Leptospirosis is a bacterial infection transmitted by many animals. Waste products, usually urine and feces from the infected animal contaminate the water, soil and vegetation.
Rodents, usually rats are considered the primary source of infection to human beings. Cattle, horses, goats, pigs and dogs can also be a source of infection.
Outbreaks can occur following excessive rainfall and flooding.
How do people get Leptospirosis?
- Direct contact with urine of infected animals or urine-contaminated waters (usually flood water), soil and plants. The bacterium enters the body through cuts and abrasions of the skin and through mucous membranes of the eye, nose and mouth.
- Ingesting contaminated food or water.
- Person to person transmission is rare.
- Early consultation – early recognition and treatment within 2 days of illness prevents complications. Complications include kidney failure, damage to liver, heart or lungs, and even death.
- Antibiotics as prescribed by the doctor.
- Do not wade or swim in floodwaters or in water contaminated with animal urine.
- If exposure to water is unavoidable, wear protective clothing like boots, gloves, goggles, overalls. Cover cuts, wounds and lesions with waterproof dressings.
Prophylaxis treatment may be given to prevent infection depending on the level of exposure. Consult a doctor for proper advice.
- Wash or take a shower after exposure to animal urine splashes or contaminated soil or water.
- Protect food or drinking water from contamination. Boil drinking water for 10-15 minutes. Wash fresh vegetables and fruits.

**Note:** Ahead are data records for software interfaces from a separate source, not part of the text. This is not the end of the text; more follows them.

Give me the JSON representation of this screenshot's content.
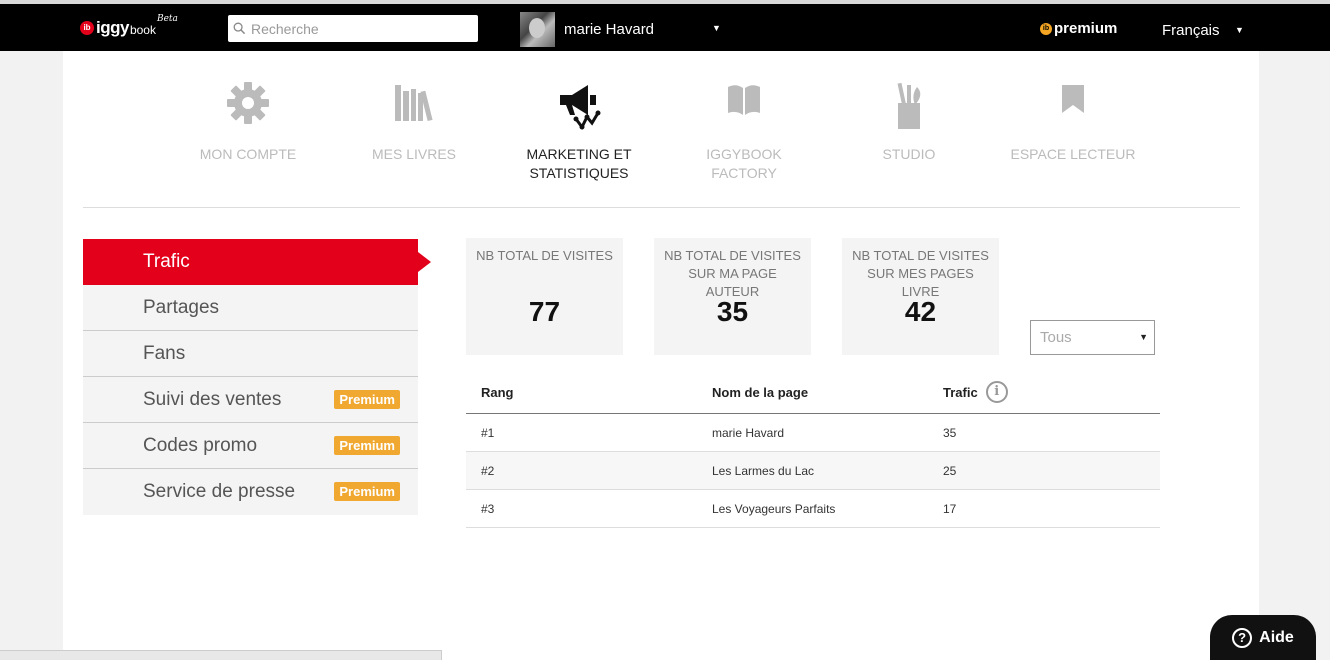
{
  "header": {
    "logo": {
      "iggy": "iggy",
      "book": "book",
      "beta": "Beta",
      "mark": "ib"
    },
    "search_placeholder": "Recherche",
    "user_name": "marie Havard",
    "premium_label": "premium",
    "premium_mark": "ib",
    "language": "Français",
    "caret": "▼"
  },
  "nav": [
    {
      "label": "MON COMPTE",
      "icon": "gear-icon"
    },
    {
      "label": "MES LIVRES",
      "icon": "books-icon"
    },
    {
      "label": "MARKETING ET STATISTIQUES",
      "icon": "megaphone-chart-icon"
    },
    {
      "label": "IGGYBOOK FACTORY",
      "icon": "open-book-icon"
    },
    {
      "label": "STUDIO",
      "icon": "pencil-cup-icon"
    },
    {
      "label": "ESPACE LECTEUR",
      "icon": "bookmark-icon"
    }
  ],
  "sidebar": [
    {
      "label": "Trafic"
    },
    {
      "label": "Partages"
    },
    {
      "label": "Fans"
    },
    {
      "label": "Suivi des ventes",
      "badge": "Premium"
    },
    {
      "label": "Codes promo",
      "badge": "Premium"
    },
    {
      "label": "Service de presse",
      "badge": "Premium"
    }
  ],
  "stats": [
    {
      "label": "NB TOTAL DE VISITES",
      "value": "77"
    },
    {
      "label": "NB TOTAL DE VISITES SUR MA PAGE AUTEUR",
      "value": "35"
    },
    {
      "label": "NB TOTAL DE VISITES SUR MES PAGES LIVRE",
      "value": "42"
    }
  ],
  "filter": {
    "value": "Tous",
    "caret": "▼"
  },
  "table": {
    "headers": [
      "Rang",
      "Nom de la page",
      "Trafic"
    ],
    "info_icon": "i",
    "rows": [
      [
        "#1",
        "marie Havard",
        "35"
      ],
      [
        "#2",
        "Les Larmes du Lac",
        "25"
      ],
      [
        "#3",
        "Les Voyageurs Parfaits",
        "17"
      ]
    ]
  },
  "help": {
    "label": "Aide",
    "icon": "?"
  },
  "colors": {
    "accent": "#e2001a",
    "premium_badge": "#f0a830",
    "topbar": "#000000"
  }
}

- Maintain a clean environment. Control rodents in the household (rat traps or rat poison).